business life cycle:
- Ownership and opportunity.
- Creating your company's DNA.
- From survival to success.
- Maintaining success.
- Moving on when it's time to go.
Prior to identifying these stages, McBean lists "the seven facts of
business life." Starting with Chapter Three, he devotes a chapter to each of
these and discusses that particular fact in the context of each of the five
stages. So, he discusses the fact five times. While this process makes that
discussion precise and highly relevant to where a business happens to be, it
does result in some repetition. Normally, I consider repetition a negative
but in this case I don't see how the repetition is avoidable without
diminishing the value of the book.
This book does have some negatives.
First of all, it would read much better if someone familiar with Strunk
and White copyedited it. Especially for "needless words." An example is
"past experience." Your experience is, by definition, in the past. A few
cliches, such as "at the end of the day" also show up and you'll find misuse
of "impact" a few times. However, these are mere annoyances. They don't
leave the reader confused about what McBean is trying to say. I suppose not
every highly successful CEO is also an accomplished grammarian, and
expecting that is unrealistic. What we can expect is he can speak and write
in cogent sentences so that you understand the point he's making. McBean
Second, there's the repetition I mentioned earlier (gee, I'm doing it
too!). This book gives me the impression it was written as a series of
independent articles. Maybe that can't be helped, considering the structure
McBean chose. A point he makes repeatedly (and I am not complaining about
that particular repetition) is various aspects of business are intertwined.
This isn't a mindless tome like "Who Cut The Cheese" or whatever that little
stinker of a book was called. It's a thoughtful narrative on each of a
structured assembly of business topics. How a business owner exerts control
at level three will have considerable overlap with how he exerts control at
level four. The company isn't a completely different animal as it moves from
level to level, nor are its markets or business in general.
This book consists of 9 chapters across 324 pages. It's nicely indexed and
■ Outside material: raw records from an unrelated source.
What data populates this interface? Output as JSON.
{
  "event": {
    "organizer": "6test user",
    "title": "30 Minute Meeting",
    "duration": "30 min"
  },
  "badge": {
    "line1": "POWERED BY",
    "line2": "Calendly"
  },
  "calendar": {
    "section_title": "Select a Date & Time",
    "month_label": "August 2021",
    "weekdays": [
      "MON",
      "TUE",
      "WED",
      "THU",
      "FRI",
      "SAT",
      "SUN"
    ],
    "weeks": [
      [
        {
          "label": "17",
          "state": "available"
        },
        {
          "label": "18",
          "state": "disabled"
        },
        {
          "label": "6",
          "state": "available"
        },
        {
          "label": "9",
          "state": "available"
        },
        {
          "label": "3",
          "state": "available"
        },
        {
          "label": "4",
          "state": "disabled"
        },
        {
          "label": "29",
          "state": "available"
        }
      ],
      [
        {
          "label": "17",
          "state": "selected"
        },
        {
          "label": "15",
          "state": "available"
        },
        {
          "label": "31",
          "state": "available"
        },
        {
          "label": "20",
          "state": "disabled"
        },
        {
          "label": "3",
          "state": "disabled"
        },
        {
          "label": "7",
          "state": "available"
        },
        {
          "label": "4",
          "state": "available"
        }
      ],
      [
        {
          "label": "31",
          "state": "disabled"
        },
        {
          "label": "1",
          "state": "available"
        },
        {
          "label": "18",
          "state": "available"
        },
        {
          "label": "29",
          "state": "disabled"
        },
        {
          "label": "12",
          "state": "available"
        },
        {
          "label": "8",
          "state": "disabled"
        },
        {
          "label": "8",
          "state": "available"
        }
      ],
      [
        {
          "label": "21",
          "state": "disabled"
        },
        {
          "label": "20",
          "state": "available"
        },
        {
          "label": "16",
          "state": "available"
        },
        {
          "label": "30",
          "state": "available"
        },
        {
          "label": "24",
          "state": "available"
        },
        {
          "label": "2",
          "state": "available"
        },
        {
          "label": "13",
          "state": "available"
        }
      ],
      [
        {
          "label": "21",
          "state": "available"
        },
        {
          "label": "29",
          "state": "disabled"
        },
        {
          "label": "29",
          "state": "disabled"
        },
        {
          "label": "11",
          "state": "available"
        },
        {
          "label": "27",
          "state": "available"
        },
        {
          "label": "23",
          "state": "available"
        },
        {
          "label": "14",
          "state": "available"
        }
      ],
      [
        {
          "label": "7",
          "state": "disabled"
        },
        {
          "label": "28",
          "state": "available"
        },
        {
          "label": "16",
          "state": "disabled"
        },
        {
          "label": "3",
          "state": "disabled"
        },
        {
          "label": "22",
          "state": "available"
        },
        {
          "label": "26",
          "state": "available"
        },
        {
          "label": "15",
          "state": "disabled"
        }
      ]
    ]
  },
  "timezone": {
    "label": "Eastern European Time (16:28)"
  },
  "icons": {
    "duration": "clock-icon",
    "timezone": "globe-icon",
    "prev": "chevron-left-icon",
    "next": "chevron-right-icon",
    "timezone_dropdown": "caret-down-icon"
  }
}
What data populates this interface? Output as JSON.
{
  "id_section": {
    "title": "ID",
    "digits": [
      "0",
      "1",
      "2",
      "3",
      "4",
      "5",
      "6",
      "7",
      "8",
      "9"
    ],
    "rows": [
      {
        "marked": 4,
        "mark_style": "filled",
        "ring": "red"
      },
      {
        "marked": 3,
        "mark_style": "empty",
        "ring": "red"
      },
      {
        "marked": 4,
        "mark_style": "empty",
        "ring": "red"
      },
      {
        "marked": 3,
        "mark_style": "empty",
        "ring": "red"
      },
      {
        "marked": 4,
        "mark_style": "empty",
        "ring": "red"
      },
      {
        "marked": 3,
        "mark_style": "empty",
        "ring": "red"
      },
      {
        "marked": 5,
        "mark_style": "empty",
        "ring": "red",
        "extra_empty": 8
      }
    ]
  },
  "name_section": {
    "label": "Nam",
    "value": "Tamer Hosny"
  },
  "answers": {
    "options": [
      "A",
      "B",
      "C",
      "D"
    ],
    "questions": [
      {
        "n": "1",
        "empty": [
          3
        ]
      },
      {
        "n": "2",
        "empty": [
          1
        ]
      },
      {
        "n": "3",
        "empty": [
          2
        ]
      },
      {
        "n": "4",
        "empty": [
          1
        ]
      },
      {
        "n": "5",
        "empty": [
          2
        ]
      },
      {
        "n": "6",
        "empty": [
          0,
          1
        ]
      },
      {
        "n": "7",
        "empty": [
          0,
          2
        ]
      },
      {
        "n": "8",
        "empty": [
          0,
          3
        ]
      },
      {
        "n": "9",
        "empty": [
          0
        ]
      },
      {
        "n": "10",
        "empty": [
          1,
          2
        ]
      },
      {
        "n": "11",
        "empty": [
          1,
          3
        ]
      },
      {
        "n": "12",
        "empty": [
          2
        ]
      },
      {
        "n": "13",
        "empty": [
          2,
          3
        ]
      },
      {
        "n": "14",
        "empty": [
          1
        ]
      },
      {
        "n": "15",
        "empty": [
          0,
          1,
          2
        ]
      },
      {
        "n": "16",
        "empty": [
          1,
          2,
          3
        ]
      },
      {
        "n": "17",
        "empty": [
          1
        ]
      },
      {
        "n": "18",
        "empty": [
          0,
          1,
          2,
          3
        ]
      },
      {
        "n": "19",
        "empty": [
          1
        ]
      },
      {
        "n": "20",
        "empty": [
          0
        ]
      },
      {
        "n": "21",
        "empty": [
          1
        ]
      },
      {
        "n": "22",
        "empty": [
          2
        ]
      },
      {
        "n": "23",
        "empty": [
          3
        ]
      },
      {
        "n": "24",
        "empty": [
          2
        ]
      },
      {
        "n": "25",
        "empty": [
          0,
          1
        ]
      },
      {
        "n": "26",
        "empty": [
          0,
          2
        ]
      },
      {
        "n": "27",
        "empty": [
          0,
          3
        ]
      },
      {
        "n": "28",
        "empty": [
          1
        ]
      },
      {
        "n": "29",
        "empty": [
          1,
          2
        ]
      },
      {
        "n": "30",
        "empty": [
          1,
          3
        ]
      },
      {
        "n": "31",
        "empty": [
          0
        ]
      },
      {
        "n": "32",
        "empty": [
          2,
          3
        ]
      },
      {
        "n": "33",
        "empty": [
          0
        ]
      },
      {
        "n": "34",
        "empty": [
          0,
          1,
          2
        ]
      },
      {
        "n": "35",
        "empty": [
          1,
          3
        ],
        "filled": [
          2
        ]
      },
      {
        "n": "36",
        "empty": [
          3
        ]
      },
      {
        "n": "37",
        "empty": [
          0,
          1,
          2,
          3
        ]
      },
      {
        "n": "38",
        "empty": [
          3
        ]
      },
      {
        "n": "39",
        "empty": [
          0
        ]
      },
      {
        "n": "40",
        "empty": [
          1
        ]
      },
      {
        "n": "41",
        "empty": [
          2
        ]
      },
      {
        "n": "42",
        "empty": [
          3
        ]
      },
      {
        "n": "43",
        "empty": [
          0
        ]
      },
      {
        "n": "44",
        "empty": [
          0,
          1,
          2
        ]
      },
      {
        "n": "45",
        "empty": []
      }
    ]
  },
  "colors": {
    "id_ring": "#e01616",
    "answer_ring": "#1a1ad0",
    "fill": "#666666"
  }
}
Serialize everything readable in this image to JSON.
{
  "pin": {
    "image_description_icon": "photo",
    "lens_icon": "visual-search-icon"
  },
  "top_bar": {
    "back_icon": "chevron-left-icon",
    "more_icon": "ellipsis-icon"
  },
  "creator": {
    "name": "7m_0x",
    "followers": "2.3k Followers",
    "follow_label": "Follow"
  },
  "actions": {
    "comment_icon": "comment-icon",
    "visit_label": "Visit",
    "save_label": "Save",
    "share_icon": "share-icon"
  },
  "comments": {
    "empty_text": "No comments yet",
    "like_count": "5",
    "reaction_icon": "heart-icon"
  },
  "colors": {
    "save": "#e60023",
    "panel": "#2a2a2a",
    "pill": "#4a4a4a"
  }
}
has a thoughtful Foreword contributed by Ken Fisher. Mr. Fisher is a widely
recognized name in the business literature, so his Foreword is a coup for Mr.